“That’s what those guys are paid to do – they’re closers, probably none bigger than Brook,” said Frank, who coached Lopez and holds him in high regard. “Those guys make big shots.”

The takeaway for the Pistons in this game, though, broke down along two lines: how much they miss what Drummond brings and how significant the impact of Jose Calderon can eventually become.

Drummond warmed up and felt fine, but he wasn’t running like the antelope he usually resembles upon entering the game for Maxiell late in the first quarter. But he says he felt fine until getting bowled over when Andray Blatche stuck a shoulder in his chest to pick up a charging foul with 9:38 left in the second quarter.

“It’s not my back – it’s my tailbone,” he said. “I fell on it the wrong way in the Laker game. I just need a day or two and I’m good. I felt good. Just after I took that charge, it hit me again. It’s tough. I couldn’t be out there to help my teammates tonight. I’m just going to take care of it and I’ll be back in no time.”

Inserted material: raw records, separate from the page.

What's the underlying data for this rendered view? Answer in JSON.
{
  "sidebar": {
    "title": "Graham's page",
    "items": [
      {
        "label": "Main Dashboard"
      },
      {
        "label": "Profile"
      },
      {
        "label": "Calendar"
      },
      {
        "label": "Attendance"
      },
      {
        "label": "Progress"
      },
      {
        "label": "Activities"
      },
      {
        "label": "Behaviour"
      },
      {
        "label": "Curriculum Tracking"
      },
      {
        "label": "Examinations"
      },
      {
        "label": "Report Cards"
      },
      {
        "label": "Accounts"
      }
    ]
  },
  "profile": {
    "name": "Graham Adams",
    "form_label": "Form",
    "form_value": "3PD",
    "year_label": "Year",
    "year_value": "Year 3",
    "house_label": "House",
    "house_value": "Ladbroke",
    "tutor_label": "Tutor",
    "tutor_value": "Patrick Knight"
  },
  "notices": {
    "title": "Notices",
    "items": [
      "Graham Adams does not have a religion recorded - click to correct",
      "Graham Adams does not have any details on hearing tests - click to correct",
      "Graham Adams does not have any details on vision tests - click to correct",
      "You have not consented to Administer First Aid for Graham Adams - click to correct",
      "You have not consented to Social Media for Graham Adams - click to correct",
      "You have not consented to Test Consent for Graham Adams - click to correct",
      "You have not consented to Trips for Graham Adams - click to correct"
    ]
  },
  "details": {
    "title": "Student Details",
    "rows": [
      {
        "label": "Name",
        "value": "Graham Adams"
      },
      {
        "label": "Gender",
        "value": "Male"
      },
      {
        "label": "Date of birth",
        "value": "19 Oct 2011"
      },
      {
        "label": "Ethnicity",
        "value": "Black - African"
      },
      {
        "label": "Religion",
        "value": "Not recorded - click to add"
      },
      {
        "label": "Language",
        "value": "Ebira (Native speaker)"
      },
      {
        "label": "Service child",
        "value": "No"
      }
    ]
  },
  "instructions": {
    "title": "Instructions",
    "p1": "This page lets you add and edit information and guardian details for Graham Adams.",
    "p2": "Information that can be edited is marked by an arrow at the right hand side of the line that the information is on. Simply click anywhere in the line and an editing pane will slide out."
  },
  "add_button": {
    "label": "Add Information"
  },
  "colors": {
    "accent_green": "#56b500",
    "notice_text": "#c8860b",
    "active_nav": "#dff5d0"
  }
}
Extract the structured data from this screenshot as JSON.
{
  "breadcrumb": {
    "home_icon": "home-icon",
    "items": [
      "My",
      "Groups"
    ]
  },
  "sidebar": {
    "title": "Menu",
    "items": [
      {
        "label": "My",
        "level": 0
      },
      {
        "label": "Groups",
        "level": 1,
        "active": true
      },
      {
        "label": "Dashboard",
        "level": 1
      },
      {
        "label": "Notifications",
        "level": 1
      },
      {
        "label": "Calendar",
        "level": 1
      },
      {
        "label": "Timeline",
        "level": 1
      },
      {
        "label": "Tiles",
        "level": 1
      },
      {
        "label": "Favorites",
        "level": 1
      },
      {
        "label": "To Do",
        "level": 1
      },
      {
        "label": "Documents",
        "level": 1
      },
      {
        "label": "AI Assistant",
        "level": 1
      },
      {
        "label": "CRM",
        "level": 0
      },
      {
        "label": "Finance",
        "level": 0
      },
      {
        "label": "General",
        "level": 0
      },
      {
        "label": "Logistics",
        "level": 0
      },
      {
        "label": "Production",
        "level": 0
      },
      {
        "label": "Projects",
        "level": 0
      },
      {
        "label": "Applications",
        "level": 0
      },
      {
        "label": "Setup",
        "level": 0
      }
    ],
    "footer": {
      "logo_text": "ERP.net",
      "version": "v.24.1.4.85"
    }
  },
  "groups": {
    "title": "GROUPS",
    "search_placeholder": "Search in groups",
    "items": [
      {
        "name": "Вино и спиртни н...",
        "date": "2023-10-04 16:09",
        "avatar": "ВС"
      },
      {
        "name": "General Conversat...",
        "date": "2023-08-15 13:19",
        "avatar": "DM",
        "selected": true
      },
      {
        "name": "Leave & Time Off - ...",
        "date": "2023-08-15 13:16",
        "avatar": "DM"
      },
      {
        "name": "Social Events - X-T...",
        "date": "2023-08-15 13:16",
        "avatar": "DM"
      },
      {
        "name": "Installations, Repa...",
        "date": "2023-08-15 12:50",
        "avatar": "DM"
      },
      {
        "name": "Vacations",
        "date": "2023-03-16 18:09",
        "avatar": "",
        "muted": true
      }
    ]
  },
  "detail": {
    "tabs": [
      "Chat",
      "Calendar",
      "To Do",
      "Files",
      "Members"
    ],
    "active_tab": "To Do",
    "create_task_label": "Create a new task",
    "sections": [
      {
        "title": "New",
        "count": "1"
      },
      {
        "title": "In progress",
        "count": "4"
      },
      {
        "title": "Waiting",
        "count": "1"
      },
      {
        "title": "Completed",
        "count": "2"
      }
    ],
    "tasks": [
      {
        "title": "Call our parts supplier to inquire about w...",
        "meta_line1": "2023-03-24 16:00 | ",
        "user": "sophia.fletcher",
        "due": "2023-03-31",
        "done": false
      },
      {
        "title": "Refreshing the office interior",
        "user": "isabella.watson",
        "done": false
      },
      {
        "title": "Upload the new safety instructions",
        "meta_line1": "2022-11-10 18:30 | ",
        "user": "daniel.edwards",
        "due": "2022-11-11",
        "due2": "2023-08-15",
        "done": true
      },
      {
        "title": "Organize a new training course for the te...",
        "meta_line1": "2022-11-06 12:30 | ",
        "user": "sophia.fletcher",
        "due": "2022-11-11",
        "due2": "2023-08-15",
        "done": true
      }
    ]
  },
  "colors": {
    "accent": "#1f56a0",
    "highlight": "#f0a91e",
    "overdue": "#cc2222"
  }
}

The absence of Drummond was more pronounced on a night the Pistons got so little second-unit production from Villanueva and Stuckey. Bynum had it going – 13 points and seven assists in 20 minutes – but the threat of the lob connection with Drummond was removed, perhaps squeezing the space to create good shots for Stuckey and Villanueva.

“When Andre comes in the game, it’s all about energy,” Maxiell said. “He’s able to block shots and get lobs from Willy B and the point guards. With him down right now, it’s going to be a struggle.”

The frontcourt issues resulted in the first meaningful minutes of the season for the Pistons’ other athletic 7-foot rookie, Slava Kravtsov. Playing in front of his Ukrainian national team coach, Nets color analyst Mike Fratello, Kravtsov gave the Pistons a solid 11 minutes, dunking on Lopez and powering in for another score against him while picking up two rebounds and altering shots. He picked up three ill-advised fouls in his first four minutes, but other than that made no glaring errors.

“Any time a guy goes from not playing the entire season, you finally get the nod, you’re going to play with great, unharnessed energy,” Frank said. “I thought he did a good job. He impacted a bunch of shots in the paint. He ran the floor, he definitely tries to screen bodies. Mike Fratello told me, ‘Slava’s going to be good for you tonight.’ Slava had a good run.”

As for Calderon, the Pistons got their first real feel for his impact during an 11-2 third-quarter run that saw the Pistons take a nine-point lead.

In a stretch that took less than two minutes, Calderon (1) found Kyle Singler for an open 15-footer to put the Pistons ahead by a point; (2) hit Greg Monroe with a simple yet highly effective pass that carried Monroe to the rim for a layup; (3) grabbed a defensive rebound and hit Monroe in stride in transition, causing a foul that sent him to the line; and (4) took the ball from Deron Williams and fed Brandon Knight for a transition layup.

“We’re talking about a guy who’s been in the league eight years,” Frank said. “It’s just going to be a matter of feel – his, and also the other four guys playing with him – and understanding what his strengths are. We’re going to go through a ripple effect. It’s short-term pain for long-term gain.”

Calderon finished with eight points and nine assists. The Pistons, despite scoring just 90 points – five below their season average – racked up 28 assists, eight above their average.

“He’s all about the pass first and then the shot,” Maxiell said. “Playing with him is going to be great.”

And when the Pistons add their closers – either the young guys like Monroe and Drummond growing up or off-season additions they figure to make with the cap space they’ve created – maybe that will turn losses like Wednesday’s into wins often enough to nudge their building phase a few more miles down the track.